[[ Materials provided, beginning ]]

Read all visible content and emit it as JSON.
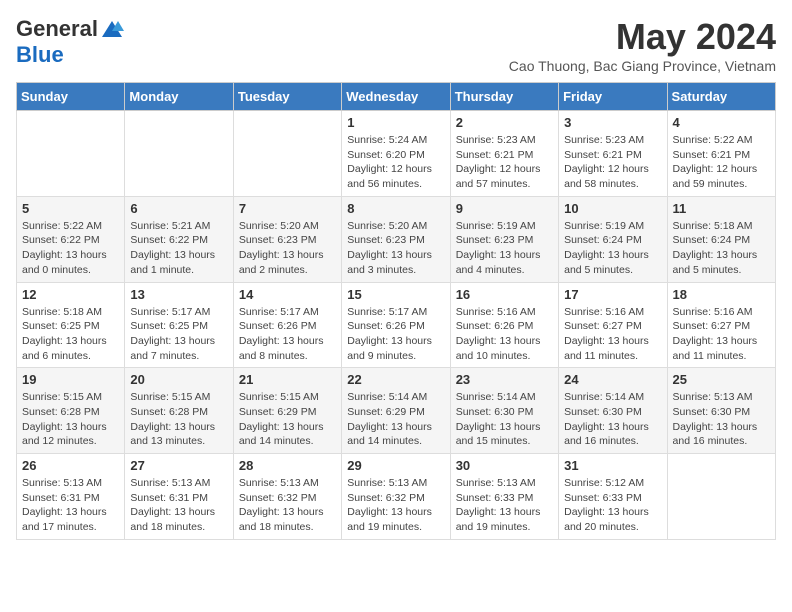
{
  "logo": {
    "general": "General",
    "blue": "Blue"
  },
  "title": {
    "month_year": "May 2024",
    "location": "Cao Thuong, Bac Giang Province, Vietnam"
  },
  "headers": [
    "Sunday",
    "Monday",
    "Tuesday",
    "Wednesday",
    "Thursday",
    "Friday",
    "Saturday"
  ],
  "weeks": [
    [
      {
        "day": "",
        "info": ""
      },
      {
        "day": "",
        "info": ""
      },
      {
        "day": "",
        "info": ""
      },
      {
        "day": "1",
        "info": "Sunrise: 5:24 AM\nSunset: 6:20 PM\nDaylight: 12 hours and 56 minutes."
      },
      {
        "day": "2",
        "info": "Sunrise: 5:23 AM\nSunset: 6:21 PM\nDaylight: 12 hours and 57 minutes."
      },
      {
        "day": "3",
        "info": "Sunrise: 5:23 AM\nSunset: 6:21 PM\nDaylight: 12 hours and 58 minutes."
      },
      {
        "day": "4",
        "info": "Sunrise: 5:22 AM\nSunset: 6:21 PM\nDaylight: 12 hours and 59 minutes."
      }
    ],
    [
      {
        "day": "5",
        "info": "Sunrise: 5:22 AM\nSunset: 6:22 PM\nDaylight: 13 hours and 0 minutes."
      },
      {
        "day": "6",
        "info": "Sunrise: 5:21 AM\nSunset: 6:22 PM\nDaylight: 13 hours and 1 minute."
      },
      {
        "day": "7",
        "info": "Sunrise: 5:20 AM\nSunset: 6:23 PM\nDaylight: 13 hours and 2 minutes."
      },
      {
        "day": "8",
        "info": "Sunrise: 5:20 AM\nSunset: 6:23 PM\nDaylight: 13 hours and 3 minutes."
      },
      {
        "day": "9",
        "info": "Sunrise: 5:19 AM\nSunset: 6:23 PM\nDaylight: 13 hours and 4 minutes."
      },
      {
        "day": "10",
        "info": "Sunrise: 5:19 AM\nSunset: 6:24 PM\nDaylight: 13 hours and 5 minutes."
      },
      {
        "day": "11",
        "info": "Sunrise: 5:18 AM\nSunset: 6:24 PM\nDaylight: 13 hours and 5 minutes."
      }
    ],
    [
      {
        "day": "12",
        "info": "Sunrise: 5:18 AM\nSunset: 6:25 PM\nDaylight: 13 hours and 6 minutes."
      },
      {
        "day": "13",
        "info": "Sunrise: 5:17 AM\nSunset: 6:25 PM\nDaylight: 13 hours and 7 minutes."
      },
      {
        "day": "14",
        "info": "Sunrise: 5:17 AM\nSunset: 6:26 PM\nDaylight: 13 hours and 8 minutes."
      },
      {
        "day": "15",
        "info": "Sunrise: 5:17 AM\nSunset: 6:26 PM\nDaylight: 13 hours and 9 minutes."
      },
      {
        "day": "16",
        "info": "Sunrise: 5:16 AM\nSunset: 6:26 PM\nDaylight: 13 hours and 10 minutes."
      },
      {
        "day": "17",
        "info": "Sunrise: 5:16 AM\nSunset: 6:27 PM\nDaylight: 13 hours and 11 minutes."
      },
      {
        "day": "18",
        "info": "Sunrise: 5:16 AM\nSunset: 6:27 PM\nDaylight: 13 hours and 11 minutes."
      }
    ],
    [
      {
        "day": "19",
        "info": "Sunrise: 5:15 AM\nSunset: 6:28 PM\nDaylight: 13 hours and 12 minutes."
      },
      {
        "day": "20",
        "info": "Sunrise: 5:15 AM\nSunset: 6:28 PM\nDaylight: 13 hours and 13 minutes."
      },
      {
        "day": "21",
        "info": "Sunrise: 5:15 AM\nSunset: 6:29 PM\nDaylight: 13 hours and 14 minutes."
      },
      {
        "day": "22",
        "info": "Sunrise: 5:14 AM\nSunset: 6:29 PM\nDaylight: 13 hours and 14 minutes."
      },
      {
        "day": "23",
        "info": "Sunrise: 5:14 AM\nSunset: 6:30 PM\nDaylight: 13 hours and 15 minutes."
      },
      {
        "day": "24",
        "info": "Sunrise: 5:14 AM\nSunset: 6:30 PM\nDaylight: 13 hours and 16 minutes."
      },
      {
        "day": "25",
        "info": "Sunrise: 5:13 AM\nSunset: 6:30 PM\nDaylight: 13 hours and 16 minutes."
      }
    ],
    [
      {
        "day": "26",
        "info": "Sunrise: 5:13 AM\nSunset: 6:31 PM\nDaylight: 13 hours and 17 minutes."
      },
      {
        "day": "27",
        "info": "Sunrise: 5:13 AM\nSunset: 6:31 PM\nDaylight: 13 hours and 18 minutes."
      },
      {
        "day": "28",
        "info": "Sunrise: 5:13 AM\nSunset: 6:32 PM\nDaylight: 13 hours and 18 minutes."
      },
      {
        "day": "29",
        "info": "Sunrise: 5:13 AM\nSunset: 6:32 PM\nDaylight: 13 hours and 19 minutes."
      },
      {
        "day": "30",
        "info": "Sunrise: 5:13 AM\nSunset: 6:33 PM\nDaylight: 13 hours and 19 minutes."
      },
      {
        "day": "31",
        "info": "Sunrise: 5:12 AM\nSunset: 6:33 PM\nDaylight: 13 hours and 20 minutes."
      },
      {
        "day": "",
        "info": ""
      }
    ]
  ]
}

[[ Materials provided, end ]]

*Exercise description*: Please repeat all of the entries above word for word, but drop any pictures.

*Written answer*:
Read all visible content and emit it as JSON.
{
  "logo": {
    "general": "General",
    "blue": "Blue"
  },
  "title": {
    "month_year": "May 2024",
    "location": "Cao Thuong, Bac Giang Province, Vietnam"
  },
  "headers": [
    "Sunday",
    "Monday",
    "Tuesday",
    "Wednesday",
    "Thursday",
    "Friday",
    "Saturday"
  ],
  "weeks": [
    [
      {
        "day": "",
        "info": ""
      },
      {
        "day": "",
        "info": ""
      },
      {
        "day": "",
        "info": ""
      },
      {
        "day": "1",
        "info": "Sunrise: 5:24 AM\nSunset: 6:20 PM\nDaylight: 12 hours and 56 minutes."
      },
      {
        "day": "2",
        "info": "Sunrise: 5:23 AM\nSunset: 6:21 PM\nDaylight: 12 hours and 57 minutes."
      },
      {
        "day": "3",
        "info": "Sunrise: 5:23 AM\nSunset: 6:21 PM\nDaylight: 12 hours and 58 minutes."
      },
      {
        "day": "4",
        "info": "Sunrise: 5:22 AM\nSunset: 6:21 PM\nDaylight: 12 hours and 59 minutes."
      }
    ],
    [
      {
        "day": "5",
        "info": "Sunrise: 5:22 AM\nSunset: 6:22 PM\nDaylight: 13 hours and 0 minutes."
      },
      {
        "day": "6",
        "info": "Sunrise: 5:21 AM\nSunset: 6:22 PM\nDaylight: 13 hours and 1 minute."
      },
      {
        "day": "7",
        "info": "Sunrise: 5:20 AM\nSunset: 6:23 PM\nDaylight: 13 hours and 2 minutes."
      },
      {
        "day": "8",
        "info": "Sunrise: 5:20 AM\nSunset: 6:23 PM\nDaylight: 13 hours and 3 minutes."
      },
      {
        "day": "9",
        "info": "Sunrise: 5:19 AM\nSunset: 6:23 PM\nDaylight: 13 hours and 4 minutes."
      },
      {
        "day": "10",
        "info": "Sunrise: 5:19 AM\nSunset: 6:24 PM\nDaylight: 13 hours and 5 minutes."
      },
      {
        "day": "11",
        "info": "Sunrise: 5:18 AM\nSunset: 6:24 PM\nDaylight: 13 hours and 5 minutes."
      }
    ],
    [
      {
        "day": "12",
        "info": "Sunrise: 5:18 AM\nSunset: 6:25 PM\nDaylight: 13 hours and 6 minutes."
      },
      {
        "day": "13",
        "info": "Sunrise: 5:17 AM\nSunset: 6:25 PM\nDaylight: 13 hours and 7 minutes."
      },
      {
        "day": "14",
        "info": "Sunrise: 5:17 AM\nSunset: 6:26 PM\nDaylight: 13 hours and 8 minutes."
      },
      {
        "day": "15",
        "info": "Sunrise: 5:17 AM\nSunset: 6:26 PM\nDaylight: 13 hours and 9 minutes."
      },
      {
        "day": "16",
        "info": "Sunrise: 5:16 AM\nSunset: 6:26 PM\nDaylight: 13 hours and 10 minutes."
      },
      {
        "day": "17",
        "info": "Sunrise: 5:16 AM\nSunset: 6:27 PM\nDaylight: 13 hours and 11 minutes."
      },
      {
        "day": "18",
        "info": "Sunrise: 5:16 AM\nSunset: 6:27 PM\nDaylight: 13 hours and 11 minutes."
      }
    ],
    [
      {
        "day": "19",
        "info": "Sunrise: 5:15 AM\nSunset: 6:28 PM\nDaylight: 13 hours and 12 minutes."
      },
      {
        "day": "20",
        "info": "Sunrise: 5:15 AM\nSunset: 6:28 PM\nDaylight: 13 hours and 13 minutes."
      },
      {
        "day": "21",
        "info": "Sunrise: 5:15 AM\nSunset: 6:29 PM\nDaylight: 13 hours and 14 minutes."
      },
      {
        "day": "22",
        "info": "Sunrise: 5:14 AM\nSunset: 6:29 PM\nDaylight: 13 hours and 14 minutes."
      },
      {
        "day": "23",
        "info": "Sunrise: 5:14 AM\nSunset: 6:30 PM\nDaylight: 13 hours and 15 minutes."
      },
      {
        "day": "24",
        "info": "Sunrise: 5:14 AM\nSunset: 6:30 PM\nDaylight: 13 hours and 16 minutes."
      },
      {
        "day": "25",
        "info": "Sunrise: 5:13 AM\nSunset: 6:30 PM\nDaylight: 13 hours and 16 minutes."
      }
    ],
    [
      {
        "day": "26",
        "info": "Sunrise: 5:13 AM\nSunset: 6:31 PM\nDaylight: 13 hours and 17 minutes."
      },
      {
        "day": "27",
        "info": "Sunrise: 5:13 AM\nSunset: 6:31 PM\nDaylight: 13 hours and 18 minutes."
      },
      {
        "day": "28",
        "info": "Sunrise: 5:13 AM\nSunset: 6:32 PM\nDaylight: 13 hours and 18 minutes."
      },
      {
        "day": "29",
        "info": "Sunrise: 5:13 AM\nSunset: 6:32 PM\nDaylight: 13 hours and 19 minutes."
      },
      {
        "day": "30",
        "info": "Sunrise: 5:13 AM\nSunset: 6:33 PM\nDaylight: 13 hours and 19 minutes."
      },
      {
        "day": "31",
        "info": "Sunrise: 5:12 AM\nSunset: 6:33 PM\nDaylight: 13 hours and 20 minutes."
      },
      {
        "day": "",
        "info": ""
      }
    ]
  ]
}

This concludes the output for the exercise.